What this task involves:
Nothing in the data should change when you return it, but leave the pictures out.

————————

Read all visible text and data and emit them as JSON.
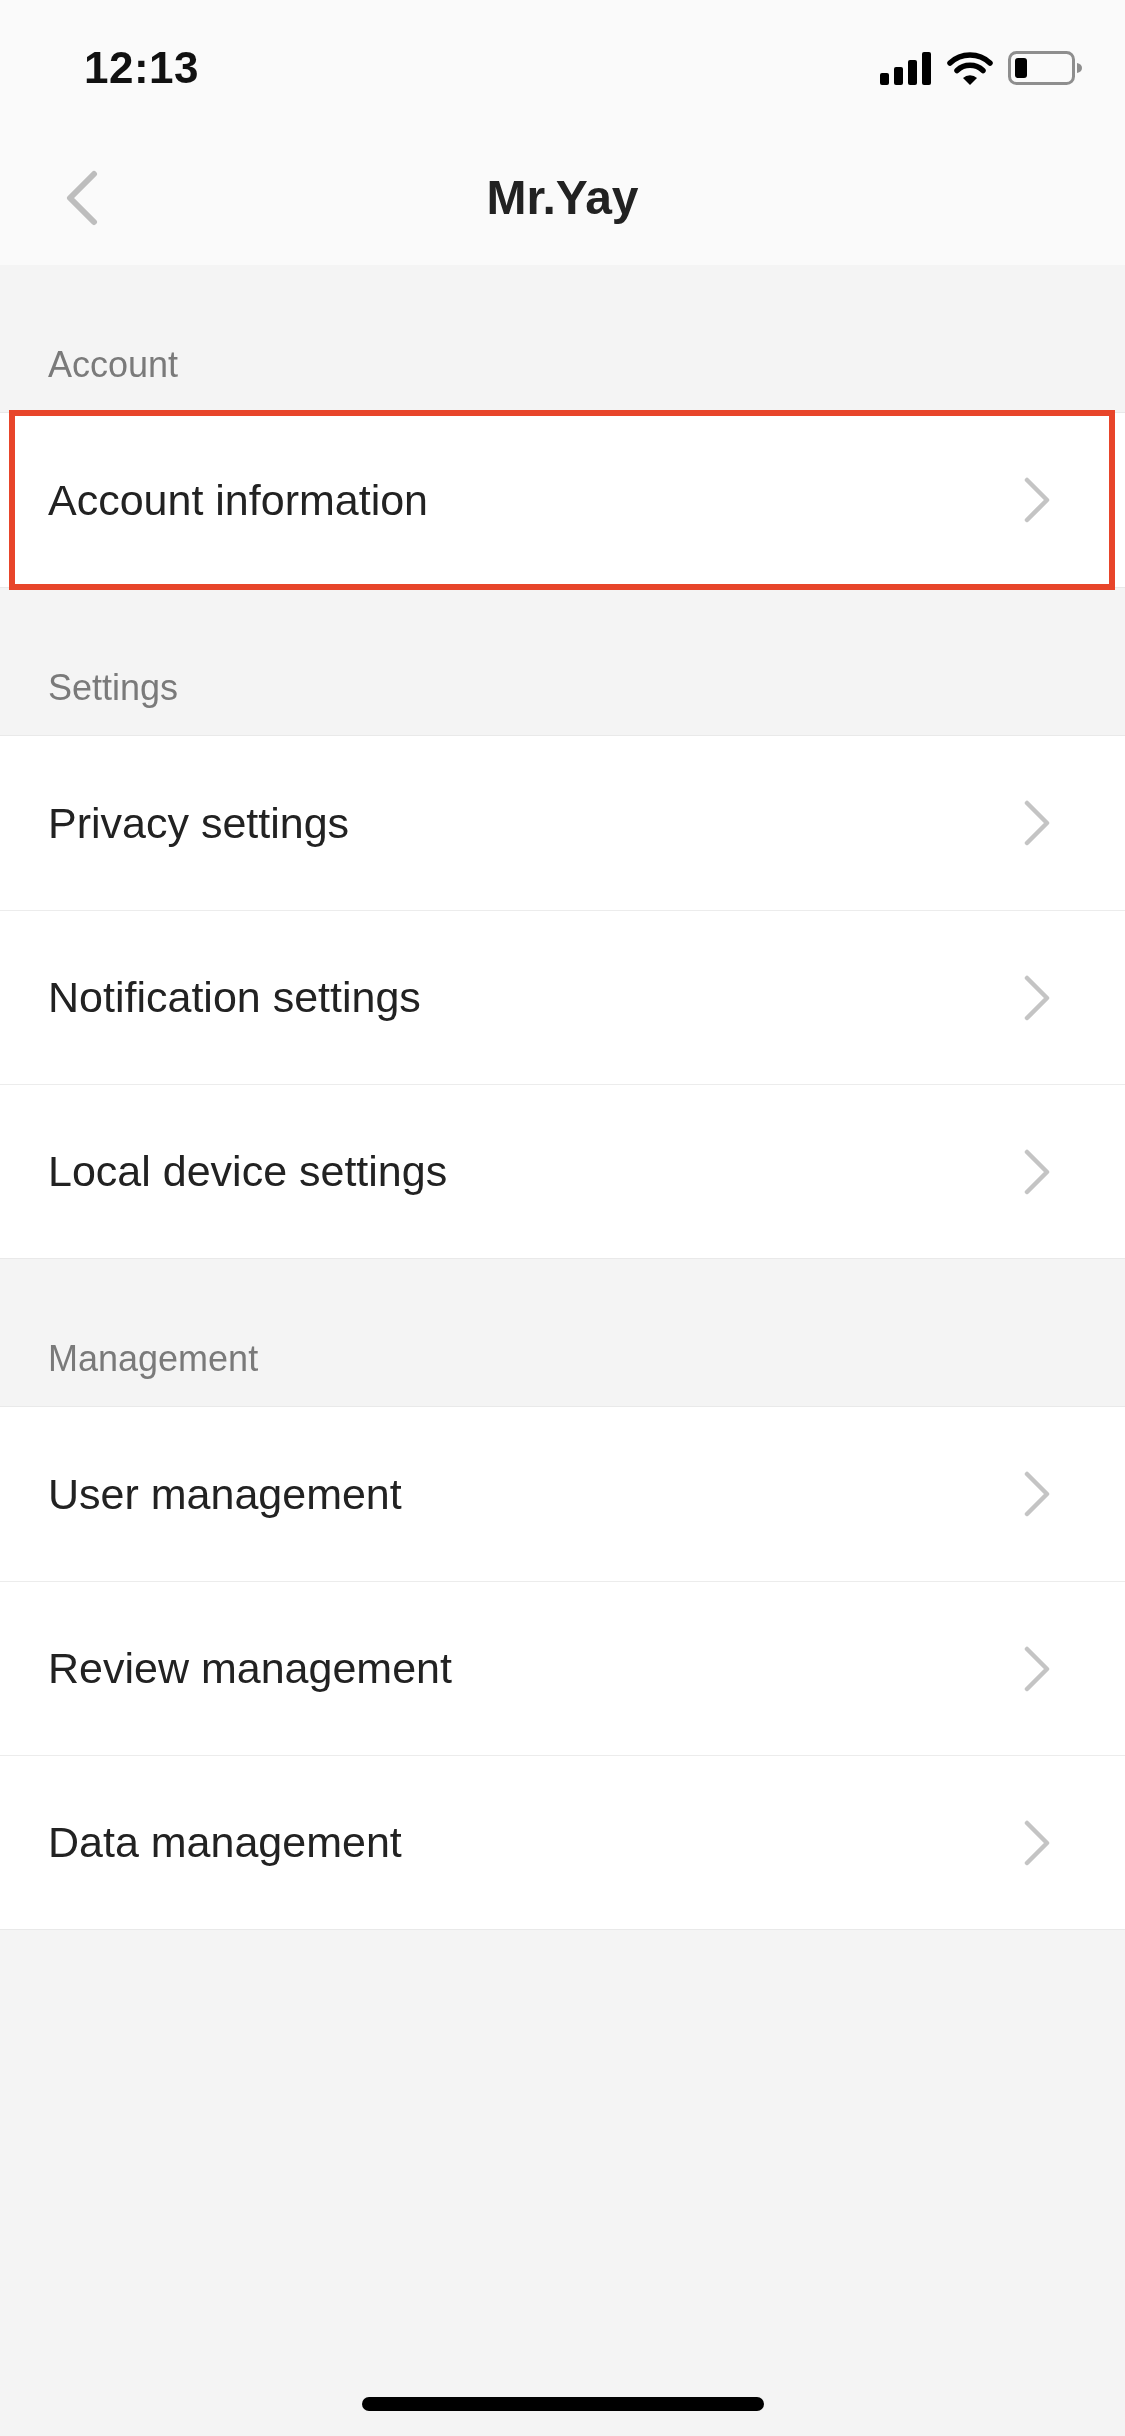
{
  "status_bar": {
    "time": "12:13"
  },
  "nav_bar": {
    "title": "Mr.Yay"
  },
  "sections": [
    {
      "title": "Account",
      "items": [
        {
          "label": "Account information",
          "highlighted": true
        }
      ]
    },
    {
      "title": "Settings",
      "items": [
        {
          "label": "Privacy settings",
          "highlighted": false
        },
        {
          "label": "Notification settings",
          "highlighted": false
        },
        {
          "label": "Local device settings",
          "highlighted": false
        }
      ]
    },
    {
      "title": "Management",
      "items": [
        {
          "label": "User management",
          "highlighted": false
        },
        {
          "label": "Review management",
          "highlighted": false
        },
        {
          "label": "Data management",
          "highlighted": false
        }
      ]
    }
  ]
}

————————

Worked solution:
Read all visible text and data and emit them as JSON.
{
  "status_bar": {
    "time": "12:13"
  },
  "nav_bar": {
    "title": "Mr.Yay"
  },
  "sections": [
    {
      "title": "Account",
      "items": [
        {
          "label": "Account information",
          "highlighted": true
        }
      ]
    },
    {
      "title": "Settings",
      "items": [
        {
          "label": "Privacy settings",
          "highlighted": false
        },
        {
          "label": "Notification settings",
          "highlighted": false
        },
        {
          "label": "Local device settings",
          "highlighted": false
        }
      ]
    },
    {
      "title": "Management",
      "items": [
        {
          "label": "User management",
          "highlighted": false
        },
        {
          "label": "Review management",
          "highlighted": false
        },
        {
          "label": "Data management",
          "highlighted": false
        }
      ]
    }
  ]
}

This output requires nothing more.